Impacts of Climate Change in the UK
This infographic shows the UK-specific impacts of climate change on people and ecosystems
Localised flooding Heavier rainfall can cause rivers to burst their banks and soil to become oversaturated. Greatest increases are expected in Scotland, western Wales and the north-west of England, and the lowest increases in the Anglian and Thames river basin regions1. Localised flooding is particularly bad in heavily concreted urban areas where the water cannot sink directly into the soil. Learn about Met Office contributions to modelling rainfall for water industries, and modelling sea level rise around the Thames Barrier
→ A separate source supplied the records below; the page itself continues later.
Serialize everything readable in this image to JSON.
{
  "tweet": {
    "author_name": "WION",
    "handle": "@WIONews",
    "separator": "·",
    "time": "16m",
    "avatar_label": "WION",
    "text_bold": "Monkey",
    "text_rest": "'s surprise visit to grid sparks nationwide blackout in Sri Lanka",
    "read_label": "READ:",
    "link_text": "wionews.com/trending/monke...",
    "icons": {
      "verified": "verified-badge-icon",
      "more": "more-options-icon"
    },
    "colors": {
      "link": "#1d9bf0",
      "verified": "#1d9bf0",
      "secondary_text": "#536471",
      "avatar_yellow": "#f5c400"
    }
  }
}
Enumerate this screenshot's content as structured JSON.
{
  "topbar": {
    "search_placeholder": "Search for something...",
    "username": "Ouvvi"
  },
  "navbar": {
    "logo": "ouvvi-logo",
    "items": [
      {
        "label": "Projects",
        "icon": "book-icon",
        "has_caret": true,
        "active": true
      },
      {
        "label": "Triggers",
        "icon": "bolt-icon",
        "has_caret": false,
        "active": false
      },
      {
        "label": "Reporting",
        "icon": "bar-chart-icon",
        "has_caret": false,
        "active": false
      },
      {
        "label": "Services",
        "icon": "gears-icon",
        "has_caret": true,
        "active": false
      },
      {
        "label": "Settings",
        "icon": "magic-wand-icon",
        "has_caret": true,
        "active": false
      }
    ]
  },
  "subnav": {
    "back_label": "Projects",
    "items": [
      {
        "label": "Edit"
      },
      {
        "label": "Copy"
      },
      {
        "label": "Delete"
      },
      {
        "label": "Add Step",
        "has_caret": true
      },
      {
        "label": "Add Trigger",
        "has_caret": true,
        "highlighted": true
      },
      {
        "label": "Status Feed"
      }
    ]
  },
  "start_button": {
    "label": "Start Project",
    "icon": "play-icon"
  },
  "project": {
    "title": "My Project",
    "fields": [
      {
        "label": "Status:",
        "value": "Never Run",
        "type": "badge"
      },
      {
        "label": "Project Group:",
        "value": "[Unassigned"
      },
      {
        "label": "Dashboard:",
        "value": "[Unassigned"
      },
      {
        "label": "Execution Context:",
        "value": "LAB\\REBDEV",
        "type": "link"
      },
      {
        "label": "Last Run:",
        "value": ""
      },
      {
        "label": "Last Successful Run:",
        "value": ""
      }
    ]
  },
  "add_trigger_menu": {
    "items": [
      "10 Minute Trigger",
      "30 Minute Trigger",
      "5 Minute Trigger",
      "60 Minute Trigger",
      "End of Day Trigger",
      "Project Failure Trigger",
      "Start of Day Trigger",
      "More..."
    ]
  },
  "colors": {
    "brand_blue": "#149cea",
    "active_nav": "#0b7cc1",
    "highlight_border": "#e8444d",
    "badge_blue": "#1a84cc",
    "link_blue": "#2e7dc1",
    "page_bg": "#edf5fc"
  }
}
Flooding of coastal regions Research suggests that the UK is one of the most vulnerable countries in Europe to coastal flooding, and low lying and coastal cities are at particular risk from flooding as sea level continues to rise.1 Adaptation will be needed, as even with rapid cuts to emissions, sea levels are projected to continue rising beyond 2100.
Increased energy demand Hotter summers in the UK will drive up the energy demand in summer, as air conditioning and fans are used more frequently. The same will be true of central heating in winter, as more extreme, cold winters occur. Learn more about Met Office contributions to the energy industry
Changes in seasonality In response to warmer spring temperatures, many flowers bloom earlier, birds have been found to migrate earlier, and hibernating mammals exit hibernation earlier. This has a huge range of consequences for other species, and can change entire ecosystems.
Heat stress High night-time temperatures and increased humidity can cause heat-related illness, as the body is unable to cool itself. As temperatures increase, severe heatwaves such as that in the summer of 2018 become more common, and expected deaths due to heat exposure are expected to rise. Learn about Met Office contributions to the Department of Work and Pensions for improving social welfare, including the provision of air conditioning to combat heat stress
Increased forest mortality risk of fires A combination of drier land and warmer temperatures means that wildfires are both more common, and spread more easily. Rising temperatures could also increase the severity of insect outbreaks, and the abundance of invasive plant species.
Damage to infrastructure Extreme weather events such as floods can cause damage to infrastructure. Learn more about Met Office contributions to the rail and road industries in mitigating aginst the impacts of climate change
Conflict and climate migrants Climate change is a stress multiplier, contributing to a scarcity of resources and decrease in standard of living that can drive people to migration or conflict. Displaced climate migrants from developing countries may turn to developed nations, such as the UK.